At first glance, the 1950s may be perceived as a time of fakery, costume jewellery, and anything cheap and cheerful to help raise spirits after the war. While this may be partially true, the 1950s was a time for designers of luxury jewellery to be more creative and push jewellery design boundaries to the limits, incorporating diamonds, gemstones to embellish designs that had never been seen before.

Let’s look further to investigate the wonderful designs, trends and styles that set the 1950s apart from other decades.

1950s Jewellery – How it began:

The 1950s was a period of growth; the war is over, the economy is back on its feet and the upper middle class was growing in size. This new found wealth and prosperity was mirrored in the 1950s jewellery styles – bigger, brighter, more glamorous, and of course, more diamonds. The jewellers Debeers almost predicted the future with their slogan “diamonds are forever”, marking an era that saw diamonds continuously grow in popularity; a trend that show no signs of slowing down. Yellow gold was no longer the precious metal of choice; platinum became more readily available and became the preferred setting to showcase gemstones and diamonds of all shapes and sizes.

1950s Jewellery Styles

The 1950s was a time of design innovation, in both fine and costume jewellery. The decade saw the use of larger, colourful precious gemstones, surrounded by an abundance of diamonds. Even with economic growth and associated increase in wealth however, not everyone could afford such finery; and thus saw the rise in popularity of ‘costume jewellery’. Bold designs adorned with synthetic gemstones, rhinestones, colourful plastics, and base metals mimicked the styles and patterns of far more valuable, fine jewellery. The 1950s saw the popularity of pearls soar; a string of pearls around the neck became the sure way to show class and wealth without over-gilding the lily as it were. The understated glamour of pearls was soon reflected the costume jewellery industry, and telling the difference between real and fake pearls became increasingly difficult.
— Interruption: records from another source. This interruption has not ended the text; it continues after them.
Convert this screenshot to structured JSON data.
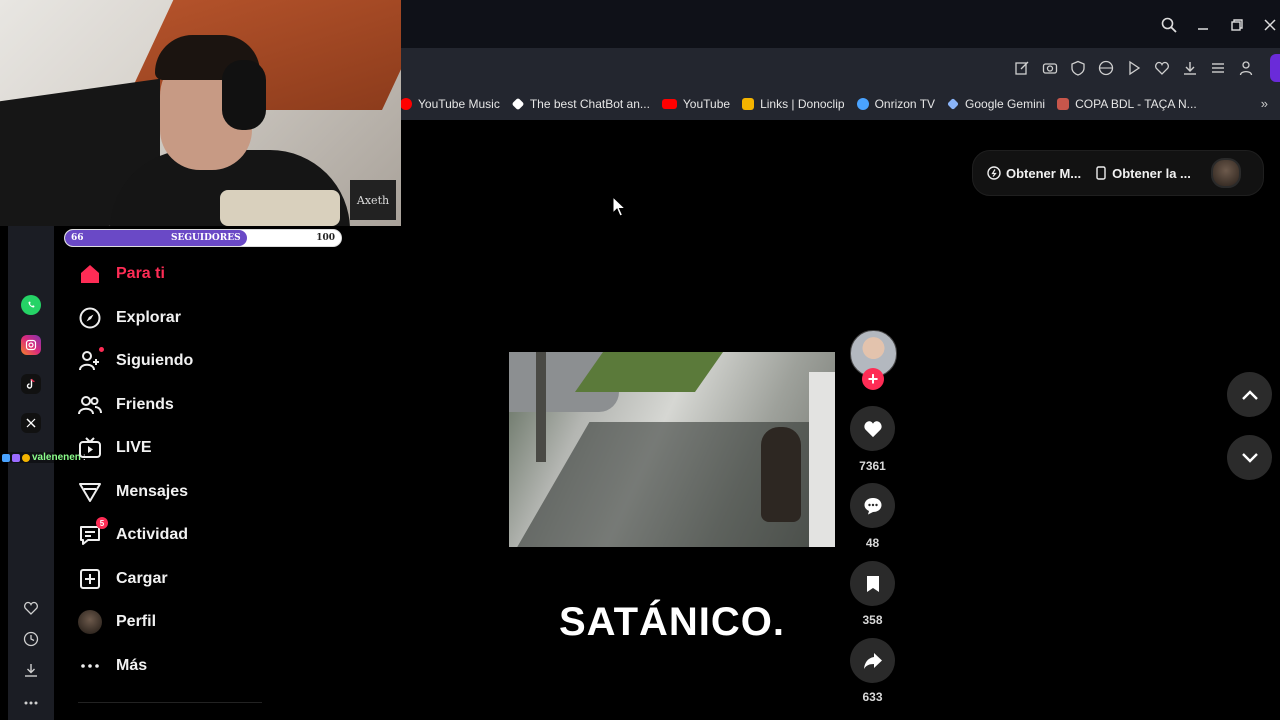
{
  "browser": {
    "bookmarks": [
      {
        "label": "YouTube Music",
        "icon": "youtube-music-icon",
        "color": "#ff0000"
      },
      {
        "label": "The best ChatBot an...",
        "icon": "chatbot-icon",
        "color": "#ffffff"
      },
      {
        "label": "YouTube",
        "icon": "youtube-icon",
        "color": "#ff0000"
      },
      {
        "label": "Links | Donoclip",
        "icon": "donoclip-icon",
        "color": "#f4b400"
      },
      {
        "label": "Onrizon TV",
        "icon": "onrizon-icon",
        "color": "#4aa3ff"
      },
      {
        "label": "Google Gemini",
        "icon": "gemini-icon",
        "color": "#8ab4f8"
      },
      {
        "label": "COPA BDL - TAÇA N...",
        "icon": "copa-icon",
        "color": "#c7564b"
      }
    ]
  },
  "overlay": {
    "webcam_logo": "Axeth",
    "followers": {
      "current": "66",
      "label": "SEGUIDORES",
      "goal": "100",
      "progress": 0.66
    },
    "chat": {
      "user": "valenenen",
      "message": ":"
    }
  },
  "nav": {
    "items": [
      {
        "label": "Para ti",
        "icon": "home-icon",
        "active": true
      },
      {
        "label": "Explorar",
        "icon": "compass-icon"
      },
      {
        "label": "Siguiendo",
        "icon": "following-icon"
      },
      {
        "label": "Friends",
        "icon": "friends-icon"
      },
      {
        "label": "LIVE",
        "icon": "live-icon"
      },
      {
        "label": "Mensajes",
        "icon": "messages-icon"
      },
      {
        "label": "Actividad",
        "icon": "activity-icon",
        "badge": "5"
      },
      {
        "label": "Cargar",
        "icon": "upload-icon"
      },
      {
        "label": "Perfil",
        "icon": "profile-avatar"
      },
      {
        "label": "Más",
        "icon": "more-icon"
      }
    ]
  },
  "top_actions": {
    "get_app": "Obtener M...",
    "get_desktop": "Obtener la ..."
  },
  "video": {
    "caption": "SATÁNICO.",
    "likes": "7361",
    "comments": "48",
    "saves": "358",
    "shares": "633"
  },
  "colors": {
    "accent": "#fe2c55",
    "background": "#000000",
    "follower_bar": "#6a49c6"
  }
}
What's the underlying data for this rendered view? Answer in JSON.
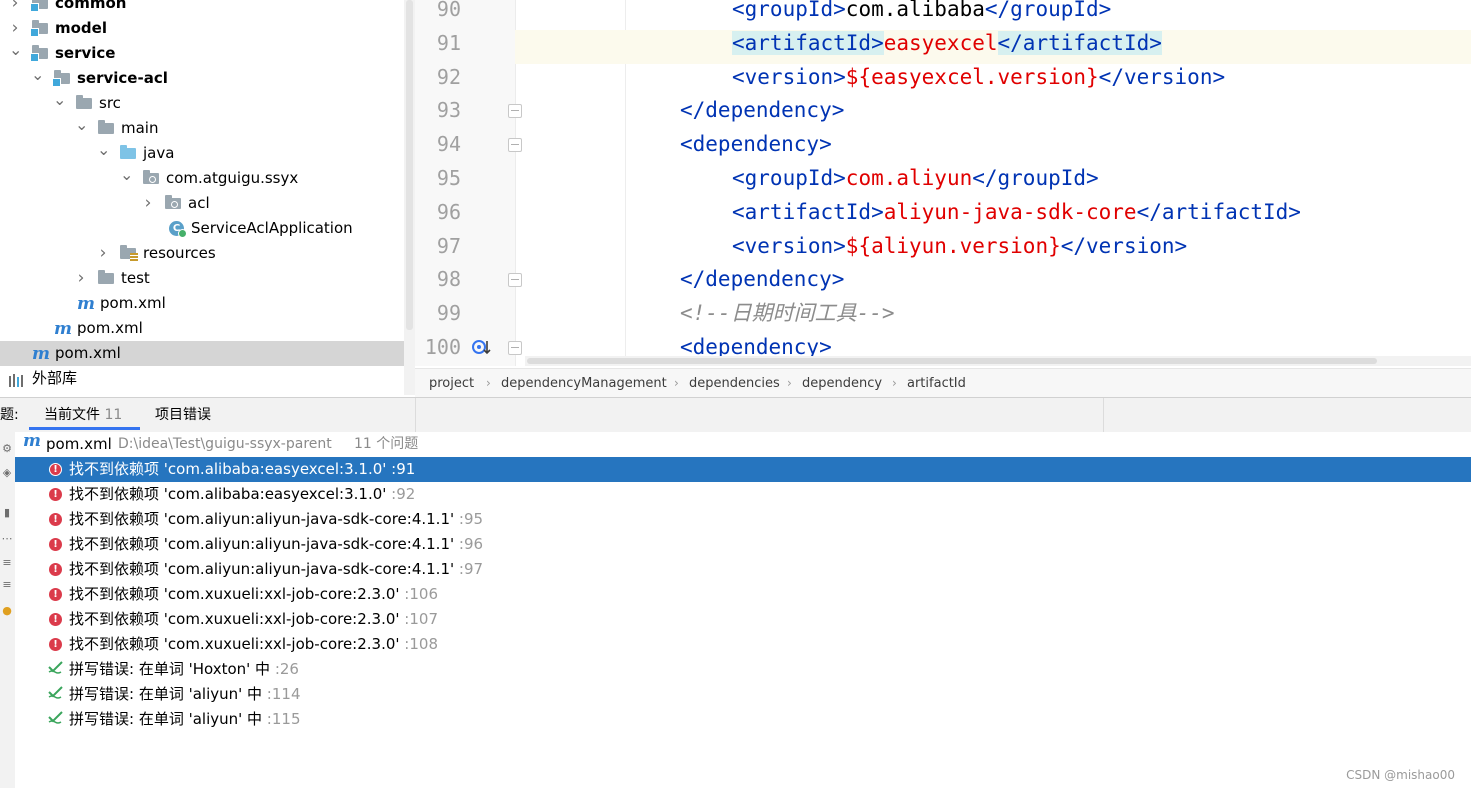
{
  "tree": {
    "items": [
      {
        "label": "common",
        "bold": true,
        "expanded": false,
        "icon": "module-folder-icon"
      },
      {
        "label": "model",
        "bold": true,
        "expanded": false,
        "icon": "module-folder-icon"
      },
      {
        "label": "service",
        "bold": true,
        "expanded": true,
        "icon": "module-folder-icon"
      },
      {
        "label": "service-acl",
        "bold": true,
        "expanded": true,
        "icon": "module-folder-icon"
      },
      {
        "label": "src",
        "expanded": true,
        "icon": "folder-icon"
      },
      {
        "label": "main",
        "expanded": true,
        "icon": "folder-icon"
      },
      {
        "label": "java",
        "expanded": true,
        "icon": "source-folder-icon"
      },
      {
        "label": "com.atguigu.ssyx",
        "expanded": true,
        "icon": "package-icon"
      },
      {
        "label": "acl",
        "expanded": false,
        "icon": "package-icon"
      },
      {
        "label": "ServiceAclApplication",
        "icon": "spring-class-icon"
      },
      {
        "label": "resources",
        "expanded": false,
        "icon": "resources-folder-icon"
      },
      {
        "label": "test",
        "expanded": false,
        "icon": "folder-icon"
      },
      {
        "label": "pom.xml",
        "icon": "maven-icon"
      },
      {
        "label": "pom.xml",
        "icon": "maven-icon"
      },
      {
        "label": "pom.xml",
        "icon": "maven-icon",
        "selected": true
      },
      {
        "label": "外部库",
        "icon": "library-icon"
      }
    ]
  },
  "editor": {
    "current_line": 91,
    "lines": [
      {
        "num": "90",
        "indent": 2,
        "parts": [
          [
            "tag",
            "<groupId>"
          ],
          [
            "txt",
            "com.alibaba"
          ],
          [
            "tag",
            "</groupId>"
          ]
        ]
      },
      {
        "num": "91",
        "indent": 2,
        "parts": [
          [
            "tag-hl",
            "<artifactId>"
          ],
          [
            "val",
            "easyexcel"
          ],
          [
            "tag-hl",
            "</artifactId>"
          ]
        ]
      },
      {
        "num": "92",
        "indent": 2,
        "parts": [
          [
            "tag",
            "<version>"
          ],
          [
            "val",
            "${easyexcel.version}"
          ],
          [
            "tag",
            "</version>"
          ]
        ]
      },
      {
        "num": "93",
        "indent": 1,
        "fold": true,
        "parts": [
          [
            "tag",
            "</dependency>"
          ]
        ]
      },
      {
        "num": "94",
        "indent": 1,
        "fold": true,
        "parts": [
          [
            "tag",
            "<dependency>"
          ]
        ]
      },
      {
        "num": "95",
        "indent": 2,
        "parts": [
          [
            "tag",
            "<groupId>"
          ],
          [
            "val",
            "com.aliyun"
          ],
          [
            "tag",
            "</groupId>"
          ]
        ]
      },
      {
        "num": "96",
        "indent": 2,
        "parts": [
          [
            "tag",
            "<artifactId>"
          ],
          [
            "val",
            "aliyun-java-sdk-core"
          ],
          [
            "tag",
            "</artifactId>"
          ]
        ]
      },
      {
        "num": "97",
        "indent": 2,
        "parts": [
          [
            "tag",
            "<version>"
          ],
          [
            "val",
            "${aliyun.version}"
          ],
          [
            "tag",
            "</version>"
          ]
        ]
      },
      {
        "num": "98",
        "indent": 1,
        "fold": true,
        "parts": [
          [
            "tag",
            "</dependency>"
          ]
        ]
      },
      {
        "num": "99",
        "indent": 1,
        "parts": [
          [
            "cmt",
            "<!--日期时间工具-->"
          ]
        ]
      },
      {
        "num": "100",
        "indent": 1,
        "fold": true,
        "gutter_icon": true,
        "parts": [
          [
            "tag",
            "<dependency>"
          ]
        ]
      }
    ]
  },
  "breadcrumb": [
    "project",
    "dependencyManagement",
    "dependencies",
    "dependency",
    "artifactId"
  ],
  "problems": {
    "side_label": "题:",
    "tabs": [
      {
        "label": "当前文件",
        "count": "11",
        "active": true
      },
      {
        "label": "项目错误",
        "count": "",
        "active": false
      }
    ],
    "group": {
      "file": "pom.xml",
      "path": "D:\\idea\\Test\\guigu-ssyx-parent",
      "count": "11 个问题"
    },
    "items": [
      {
        "type": "error",
        "text": "找不到依赖项 'com.alibaba:easyexcel:3.1.0'",
        "line": ":91",
        "selected": true
      },
      {
        "type": "error",
        "text": "找不到依赖项 'com.alibaba:easyexcel:3.1.0'",
        "line": ":92"
      },
      {
        "type": "error",
        "text": "找不到依赖项 'com.aliyun:aliyun-java-sdk-core:4.1.1'",
        "line": ":95"
      },
      {
        "type": "error",
        "text": "找不到依赖项 'com.aliyun:aliyun-java-sdk-core:4.1.1'",
        "line": ":96"
      },
      {
        "type": "error",
        "text": "找不到依赖项 'com.aliyun:aliyun-java-sdk-core:4.1.1'",
        "line": ":97"
      },
      {
        "type": "error",
        "text": "找不到依赖项 'com.xuxueli:xxl-job-core:2.3.0'",
        "line": ":106"
      },
      {
        "type": "error",
        "text": "找不到依赖项 'com.xuxueli:xxl-job-core:2.3.0'",
        "line": ":107"
      },
      {
        "type": "error",
        "text": "找不到依赖项 'com.xuxueli:xxl-job-core:2.3.0'",
        "line": ":108"
      },
      {
        "type": "typo",
        "text": "拼写错误: 在单词 'Hoxton' 中",
        "line": ":26"
      },
      {
        "type": "typo",
        "text": "拼写错误: 在单词 'aliyun' 中",
        "line": ":114"
      },
      {
        "type": "typo",
        "text": "拼写错误: 在单词 'aliyun' 中",
        "line": ":115"
      }
    ]
  },
  "watermark": "CSDN @mishao00",
  "colors": {
    "tag": "#0033b3",
    "value": "#e00000",
    "comment": "#8c8c8c",
    "selection": "#2675bf",
    "error": "#db3b4b",
    "typo": "#3aa55c"
  }
}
1950s emerald jewellery

1950s Trends

The depression of the war had dissipated, and this became increasingly apparent: Bright colours, bold patterns and designs influenced all aspects of life. Clothes, furniture, wallpapers, toys, everything suddenly received a colourful makeover. Costume jewellery displayed bold, over the top designs, whilst fine jewellery remained more tasteful and classic in style with genuine diamonds surrounding exquisite precious gemstones. Pearls were popularised by the likes of Grace Kelly, Jackie Kennedy and Audrey Hepburn, who of course wore genuine pearls; why wear imitation when you can afford the real thing?

Fine Jewellery Vs. Costume Jewellery

Both fine jewellery and costume jewellery underwent a huge transformation in the 1950s, but what sets one aside from the other? The main point would be the quality. The quality of the gemstones, the metals, and the craftsmanship. Fine jewellery is something that will stand the test of time. It may become a treasured family heirloom, and be passed from generation to generation. Costume jewellery is exactly as the name suggests something you wear to dress up, or pretend. Made from cheaper materials, these pieces of jewellery are pretty at first glimpse, and some hold up to closer inspection, but such items never last any great length of time.
Fine jewellery is an investment, whilst costume jewellery is definitely the short term, budget option.


When looking back at the glamorous, classy designs of 1950s fine jewellery, and the bold and vivid designs of costume, it’s easy to decide which I would personally be drawn to. Whether I could afford it, that’s another question. Diamonds may be a girl’s best friend, but they certainly aren’t the banks.

Written by

Martin Muckle

Martin has a passion for fine jewellery and has been a part of the AC Silver team for many years. Martin is responsible for all of AC Silver's jewellery web content; from image editing and description writing to video editing.